= Stored data =
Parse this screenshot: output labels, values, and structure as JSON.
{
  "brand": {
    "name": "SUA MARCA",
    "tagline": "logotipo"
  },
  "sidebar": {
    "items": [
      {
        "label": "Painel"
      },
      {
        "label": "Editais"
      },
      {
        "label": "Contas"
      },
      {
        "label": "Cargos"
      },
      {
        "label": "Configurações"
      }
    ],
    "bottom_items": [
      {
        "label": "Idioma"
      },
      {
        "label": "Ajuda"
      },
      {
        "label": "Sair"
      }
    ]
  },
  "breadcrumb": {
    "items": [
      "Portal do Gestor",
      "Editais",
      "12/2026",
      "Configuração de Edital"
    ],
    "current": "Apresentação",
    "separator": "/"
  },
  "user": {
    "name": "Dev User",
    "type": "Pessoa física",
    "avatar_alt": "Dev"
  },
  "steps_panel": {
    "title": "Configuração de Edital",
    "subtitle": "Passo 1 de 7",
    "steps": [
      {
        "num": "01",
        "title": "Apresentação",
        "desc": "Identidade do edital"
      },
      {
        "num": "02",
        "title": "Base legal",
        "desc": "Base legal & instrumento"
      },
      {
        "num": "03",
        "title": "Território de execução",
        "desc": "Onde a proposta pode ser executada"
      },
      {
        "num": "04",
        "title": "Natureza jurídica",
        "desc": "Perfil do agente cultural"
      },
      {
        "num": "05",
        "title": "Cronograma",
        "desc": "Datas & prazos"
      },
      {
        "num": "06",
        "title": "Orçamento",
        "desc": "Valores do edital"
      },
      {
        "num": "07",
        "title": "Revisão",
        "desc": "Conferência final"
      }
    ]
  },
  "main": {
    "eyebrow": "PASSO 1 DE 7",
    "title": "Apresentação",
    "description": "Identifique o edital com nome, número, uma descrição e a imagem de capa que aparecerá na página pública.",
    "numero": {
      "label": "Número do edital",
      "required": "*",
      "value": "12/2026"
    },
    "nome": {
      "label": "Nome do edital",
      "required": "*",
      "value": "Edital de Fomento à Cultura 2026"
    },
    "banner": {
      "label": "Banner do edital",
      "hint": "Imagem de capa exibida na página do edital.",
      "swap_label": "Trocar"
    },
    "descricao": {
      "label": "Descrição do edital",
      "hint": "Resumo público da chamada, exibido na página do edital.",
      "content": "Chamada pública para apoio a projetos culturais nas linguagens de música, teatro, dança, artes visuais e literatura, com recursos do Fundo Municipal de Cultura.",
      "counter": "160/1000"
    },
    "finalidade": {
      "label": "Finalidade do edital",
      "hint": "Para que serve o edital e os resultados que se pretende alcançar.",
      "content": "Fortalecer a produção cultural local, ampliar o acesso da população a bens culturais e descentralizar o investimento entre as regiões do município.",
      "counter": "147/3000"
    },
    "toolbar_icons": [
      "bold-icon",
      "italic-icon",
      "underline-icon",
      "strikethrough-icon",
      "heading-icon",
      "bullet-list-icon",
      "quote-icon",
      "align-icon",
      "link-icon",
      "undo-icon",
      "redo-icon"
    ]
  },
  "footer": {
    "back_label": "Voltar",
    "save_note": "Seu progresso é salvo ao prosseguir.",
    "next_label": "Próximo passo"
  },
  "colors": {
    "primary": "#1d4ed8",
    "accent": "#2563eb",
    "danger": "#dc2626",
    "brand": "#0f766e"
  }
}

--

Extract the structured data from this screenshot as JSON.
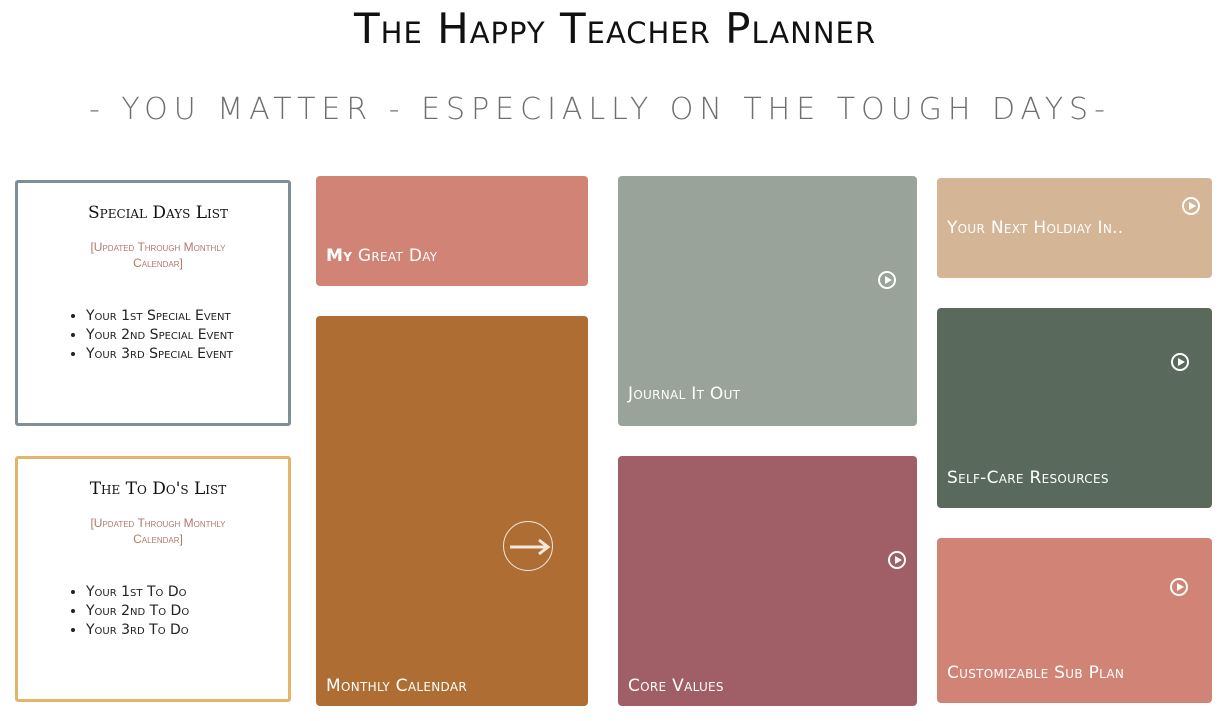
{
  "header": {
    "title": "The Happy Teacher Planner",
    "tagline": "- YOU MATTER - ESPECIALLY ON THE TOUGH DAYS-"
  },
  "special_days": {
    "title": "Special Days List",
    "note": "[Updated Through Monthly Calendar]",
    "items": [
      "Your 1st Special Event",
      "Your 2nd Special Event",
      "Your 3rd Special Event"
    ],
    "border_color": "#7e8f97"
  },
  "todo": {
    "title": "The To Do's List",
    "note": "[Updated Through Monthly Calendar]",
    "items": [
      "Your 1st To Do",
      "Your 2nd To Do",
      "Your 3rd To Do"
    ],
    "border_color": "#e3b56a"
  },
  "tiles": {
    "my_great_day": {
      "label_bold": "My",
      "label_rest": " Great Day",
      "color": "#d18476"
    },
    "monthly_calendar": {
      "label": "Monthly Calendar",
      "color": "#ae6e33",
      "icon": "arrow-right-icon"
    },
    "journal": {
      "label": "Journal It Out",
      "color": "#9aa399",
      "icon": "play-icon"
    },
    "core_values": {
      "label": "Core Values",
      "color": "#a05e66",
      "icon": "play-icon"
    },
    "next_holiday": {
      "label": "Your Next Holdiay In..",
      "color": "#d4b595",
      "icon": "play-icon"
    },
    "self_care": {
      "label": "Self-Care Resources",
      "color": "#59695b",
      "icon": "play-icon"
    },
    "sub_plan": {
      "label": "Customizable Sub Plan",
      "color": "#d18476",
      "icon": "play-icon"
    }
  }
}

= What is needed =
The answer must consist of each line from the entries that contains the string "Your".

= Solved exercise =
      "Your 1st Special Event",
      "Your 2nd Special Event",
      "Your 3rd Special Event"
      "Your 1st To Do",
      "Your 2nd To Do",
      "Your 3rd To Do"
      "label": "Your Next Holdiay In..",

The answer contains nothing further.